CW3E Field Trip to Experience the North American Monsoon in Southern Arizona

August 14, 2017

Several members of CW3E spent a recent weekend observing the North American monsoon in the Tucson, Arizona area, including Nogales and Sonoita. It provided an opportunity to experience an iconic type of “extreme event” that occurs in the Western U.S.

Activities included early-morning hiking in Ventana Canyon (Fig. 1), touring southern Arizona from Tucson to Nogales, Patagonia and Sonoita, learning about Sonoran Desert and nearby grassland landscapes and climate (Fig. 2), observing long-lived monsoon convection and its impacts, and discussing active topics of research related to the North American monsoon, including a recent paper on the role of the Chiricahua Gap (Ralph and Galerneau 2017 –

Fig.1. The CW3E group with a saguaro during the Ventana Canyon hike.
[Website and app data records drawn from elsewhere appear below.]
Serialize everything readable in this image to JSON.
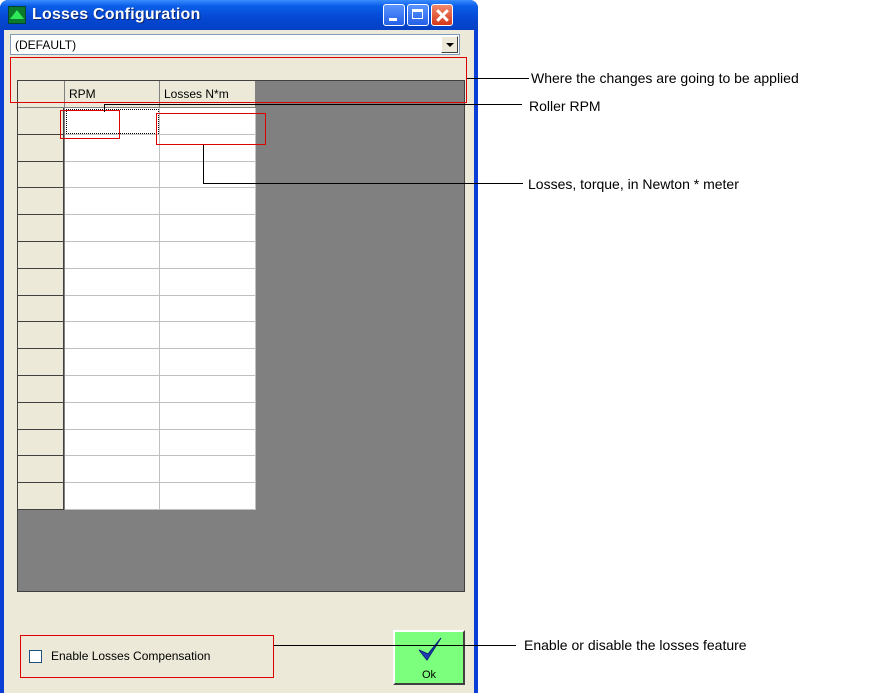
{
  "window": {
    "title": "Losses Configuration",
    "app_icon": "app-logo-icon",
    "controls": [
      "minimize-icon",
      "maximize-icon",
      "close-icon"
    ]
  },
  "profile_select": {
    "value": "(DEFAULT)"
  },
  "losses_table": {
    "columns": [
      "RPM",
      "Losses N*m"
    ],
    "row_count": 15,
    "rows": []
  },
  "enable_compensation": {
    "label": "Enable Losses Compensation",
    "checked": false
  },
  "ok_button": {
    "label": "Ok",
    "icon": "checkmark-icon"
  },
  "annotations": {
    "profile": "Where the changes are going to be applied",
    "rpm": "Roller RPM",
    "losses": "Losses, torque, in Newton * meter",
    "enable": "Enable or disable the losses feature"
  },
  "colors": {
    "annotation_highlight": "#e00000",
    "ok_button": "#7cff7c",
    "grid_background": "#808080"
  }
}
From left Marty Ralph, Brian Henn, Anna Wilson, and Maryam Asgari-Lamjiri.

Fig.2. Example of landscape 30 miles southeast of Tucson, near Sonoita, AZ on 29July 2017 at about 5000 ft MSL.

A highlight was observing flood water in normally dry washes, such as Tanque Verde Wash in northeast Tucson (Fig. 3).

Fig.3. The Tanque Verde River looking east from the bridge on Kolb Road after monsoon storms in the Tucson area. The Rincon Mountains, including their high point at 8664 ft MSL, are in the background. Photograph taken at 6:45 pm local time on 29 July 2017.

Precipitation totals in Tucson were significantly above normal. Fig. 4 shows the July 2017 climate summary from NWS. In fact, the CW3E team experienced the heavy downpour near the Tucson airport on Saturday, 29 July 2017 that broke the all-time record for July monthly precipitation (now 6.8 inches; previously 6.24 inches in July 1921).

Fig.4. National Weather Service July 2017 climate summary with dates of the CW3E field trip highlighted.

CW3E’s goal is to revolutionize the physical understanding, observations, weather predictions and climate projections of extreme events in Western North America (, including the North American summer monsoon.

Points of contact: Anna Wilson, Marty Ralph.